The author interviewed UFO and anomalies researcher Jerome Clark noting that accounts of MIBs have tapered since the original film was released (and the X-Files TV show is no longer on the air). She notes that Clark did not believe the films were responsible. (Not sure if this means for the decline or the surge in reports from 15 years ago).
Few ufologists, besides Nick Redfern who has a new book out about the subject, are paying much attention to the topic.
There have been some recent “events” in the media like this video of Real MIB caught on tape.
I contacted Jerry Clark and asked him to clarify one quote from the article that I didn’t understand…
Whether or not the sightings have continued or will continue, Clark cautions against dismissing such stories as the ramblings of crazy people—or to think of them as literal events, like bumping into someone at the grocery store. Rather, Clark said, the direct observation and the event must be separated. Accounts of the men in black represent experiences that, in his words, “don’t seem to have occurred in the world of consensus reality.”
What did he mean by “don’t seem to have occurred in the world of consensus reality”?
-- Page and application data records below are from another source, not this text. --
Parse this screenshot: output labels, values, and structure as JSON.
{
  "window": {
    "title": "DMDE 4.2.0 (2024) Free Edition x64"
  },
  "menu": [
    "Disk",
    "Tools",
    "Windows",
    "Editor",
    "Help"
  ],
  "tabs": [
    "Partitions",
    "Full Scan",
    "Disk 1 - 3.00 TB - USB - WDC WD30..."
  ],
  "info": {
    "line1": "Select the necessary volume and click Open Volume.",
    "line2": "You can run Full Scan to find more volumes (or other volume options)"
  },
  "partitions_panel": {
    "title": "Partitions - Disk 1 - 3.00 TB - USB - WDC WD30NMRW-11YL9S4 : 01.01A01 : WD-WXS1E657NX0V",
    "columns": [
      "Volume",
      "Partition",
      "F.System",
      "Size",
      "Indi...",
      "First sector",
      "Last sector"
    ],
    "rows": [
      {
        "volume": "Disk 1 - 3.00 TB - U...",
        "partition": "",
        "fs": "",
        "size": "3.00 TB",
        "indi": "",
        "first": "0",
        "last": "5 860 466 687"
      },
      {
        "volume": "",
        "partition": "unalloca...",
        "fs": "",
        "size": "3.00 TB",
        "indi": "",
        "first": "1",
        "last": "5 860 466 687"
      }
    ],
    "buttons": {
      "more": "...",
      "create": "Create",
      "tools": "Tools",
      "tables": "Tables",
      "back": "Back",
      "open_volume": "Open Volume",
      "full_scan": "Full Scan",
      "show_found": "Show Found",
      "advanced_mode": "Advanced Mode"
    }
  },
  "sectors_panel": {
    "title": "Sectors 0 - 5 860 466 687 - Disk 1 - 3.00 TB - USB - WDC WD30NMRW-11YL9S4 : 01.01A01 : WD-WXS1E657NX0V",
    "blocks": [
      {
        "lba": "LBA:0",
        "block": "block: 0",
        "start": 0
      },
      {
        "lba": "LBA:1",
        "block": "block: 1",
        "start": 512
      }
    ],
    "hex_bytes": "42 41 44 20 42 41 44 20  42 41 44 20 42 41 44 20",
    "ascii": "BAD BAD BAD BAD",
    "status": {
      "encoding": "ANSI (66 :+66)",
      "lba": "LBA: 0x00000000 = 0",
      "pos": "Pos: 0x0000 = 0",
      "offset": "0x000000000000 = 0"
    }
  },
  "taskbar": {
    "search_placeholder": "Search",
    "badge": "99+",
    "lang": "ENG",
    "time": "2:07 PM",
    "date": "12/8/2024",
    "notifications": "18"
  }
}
He tells me that concept got misinterpreted. Clark says: “many high-strangeness phenomena are vivid experiences while not being actual events in any ordinarily understood sense,” which he has written about in his several books.
Jerry and I don’t agree on everything but he has a point here about “experiences” versus “events”. As suggested in the quote above, in order to find the best explanation for an event, we need to remove people’s interpretation from the facts of the event. The experience can take on a wholly personal meaning dependent on the witnesses’ worldviews and frame of reference. See the difference?
When we attempt to make literal interpretations of people’s experiences, we can really fail. He writes to me:
In my view the centuries-old debate over anomalies and the paranormal stalled long ago because both sides have insisted on either-or interpretations, causing both to engage in extreme, untenable — not to mention absurdly literalist — rhetoric. It would have helped if the debaters had acknowledged that sometimes “experience” and “event” are not synonymous.
In many cases of what he labels “experience anomalies”, we just don’t know what happened. We only know that people had some experience for which no literal explanation fits comfortably.
I’m OK with saying “I don’t know”. I’m sure we will ALWAYS have such “experience anomalies” to contemplate.